» **YOUR INSTRUCTIONS**: Each entry below should be returned exactly as is, with the pictures removed.

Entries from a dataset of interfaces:
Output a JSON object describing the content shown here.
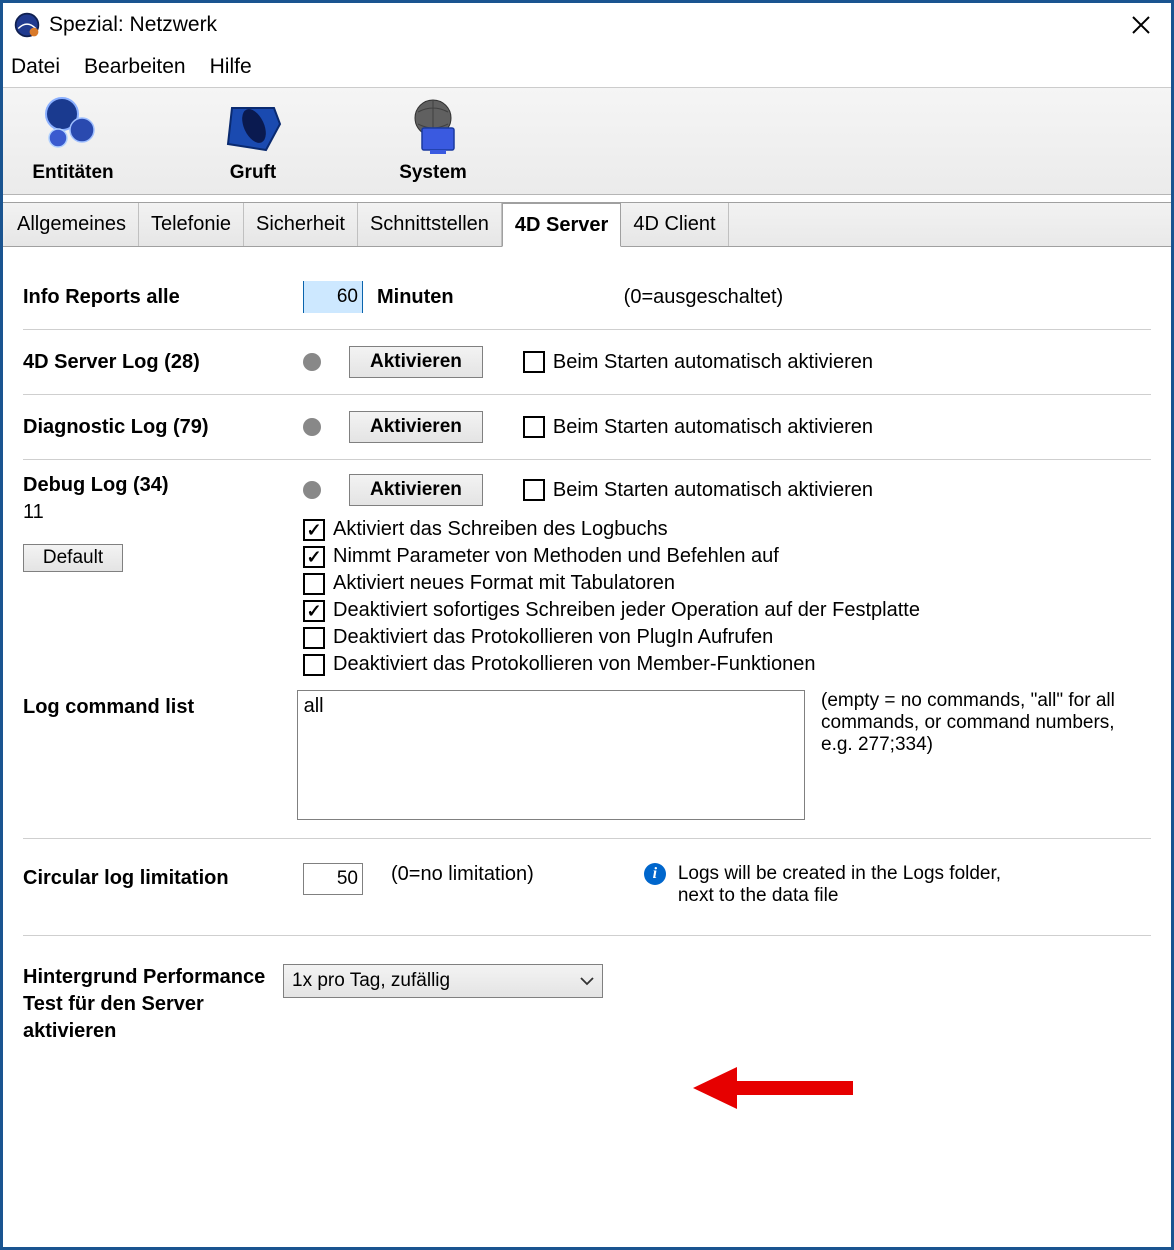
{
  "window": {
    "title": "Spezial: Netzwerk"
  },
  "menu": {
    "file": "Datei",
    "edit": "Bearbeiten",
    "help": "Hilfe"
  },
  "toolbar": {
    "entities": "Entitäten",
    "gruft": "Gruft",
    "system": "System"
  },
  "tabs": {
    "general": "Allgemeines",
    "telephony": "Telefonie",
    "security": "Sicherheit",
    "interfaces": "Schnittstellen",
    "server": "4D Server",
    "client": "4D Client"
  },
  "info_reports": {
    "label": "Info Reports alle",
    "value": "60",
    "unit": "Minuten",
    "hint": "(0=ausgeschaltet)"
  },
  "server_log": {
    "label": "4D Server Log (28)",
    "button": "Aktivieren",
    "autostart": "Beim Starten automatisch aktivieren"
  },
  "diag_log": {
    "label": "Diagnostic Log (79)",
    "button": "Aktivieren",
    "autostart": "Beim Starten automatisch aktivieren"
  },
  "debug_log": {
    "label": "Debug Log (34)",
    "subvalue": "11",
    "default_btn": "Default",
    "button": "Aktivieren",
    "autostart": "Beim Starten automatisch aktivieren",
    "opt1": "Aktiviert das Schreiben des Logbuchs",
    "opt2": "Nimmt Parameter von Methoden und Befehlen auf",
    "opt3": "Aktiviert neues Format mit Tabulatoren",
    "opt4": "Deaktiviert sofortiges Schreiben jeder Operation auf der Festplatte",
    "opt5": "Deaktiviert das Protokollieren von PlugIn Aufrufen",
    "opt6": "Deaktiviert das Protokollieren von Member-Funktionen"
  },
  "log_cmd": {
    "label": "Log command list",
    "value": "all",
    "help": "(empty = no commands, \"all\" for all commands, or command numbers, e.g. 277;334)"
  },
  "circular": {
    "label": "Circular log limitation",
    "value": "50",
    "hint": "(0=no limitation)",
    "info": "Logs will be created in the Logs folder, next to the data file"
  },
  "perf_test": {
    "label": "Hintergrund Performance Test für den Server aktivieren",
    "selected": "1x pro Tag, zufällig"
  }
}
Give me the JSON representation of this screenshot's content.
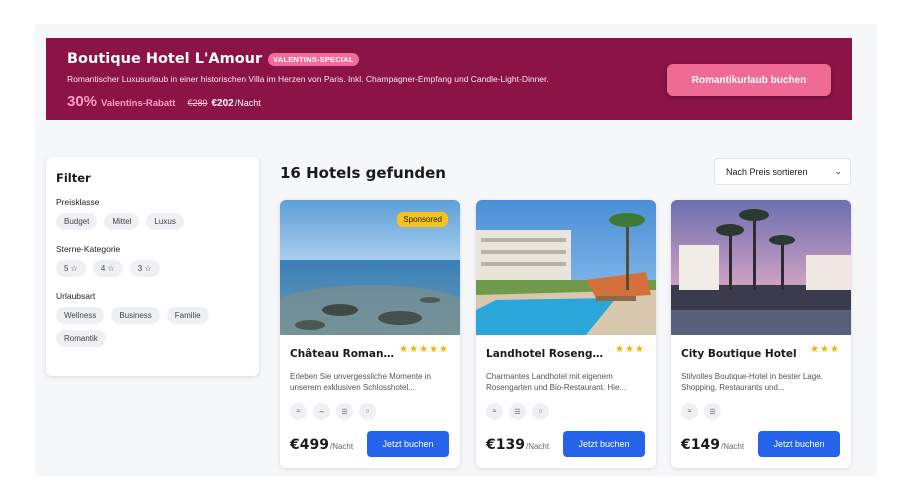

» **ANSWER SPACE**:
Output a JSON object describing the content shown here.
{
  "window": {
    "title": "Spezial: Netzwerk"
  },
  "menu": {
    "file": "Datei",
    "edit": "Bearbeiten",
    "help": "Hilfe"
  },
  "toolbar": {
    "entities": "Entitäten",
    "gruft": "Gruft",
    "system": "System"
  },
  "tabs": {
    "general": "Allgemeines",
    "telephony": "Telefonie",
    "security": "Sicherheit",
    "interfaces": "Schnittstellen",
    "server": "4D Server",
    "client": "4D Client"
  },
  "info_reports": {
    "label": "Info Reports alle",
    "value": "60",
    "unit": "Minuten",
    "hint": "(0=ausgeschaltet)"
  },
  "server_log": {
    "label": "4D Server Log (28)",
    "button": "Aktivieren",
    "autostart": "Beim Starten automatisch aktivieren"
  },
  "diag_log": {
    "label": "Diagnostic Log (79)",
    "button": "Aktivieren",
    "autostart": "Beim Starten automatisch aktivieren"
  },
  "debug_log": {
    "label": "Debug Log (34)",
    "subvalue": "11",
    "default_btn": "Default",
    "button": "Aktivieren",
    "autostart": "Beim Starten automatisch aktivieren",
    "opt1": "Aktiviert das Schreiben des Logbuchs",
    "opt2": "Nimmt Parameter von Methoden und Befehlen auf",
    "opt3": "Aktiviert neues Format mit Tabulatoren",
    "opt4": "Deaktiviert sofortiges Schreiben jeder Operation auf der Festplatte",
    "opt5": "Deaktiviert das Protokollieren von PlugIn Aufrufen",
    "opt6": "Deaktiviert das Protokollieren von Member-Funktionen"
  },
  "log_cmd": {
    "label": "Log command list",
    "value": "all",
    "help": "(empty = no commands, \"all\" for all commands, or command numbers, e.g. 277;334)"
  },
  "circular": {
    "label": "Circular log limitation",
    "value": "50",
    "hint": "(0=no limitation)",
    "info": "Logs will be created in the Logs folder, next to the data file"
  },
  "perf_test": {
    "label": "Hintergrund Performance Test für den Server aktivieren",
    "selected": "1x pro Tag, zufällig"
  }
}
Give me the JSON representation of this screenshot's content.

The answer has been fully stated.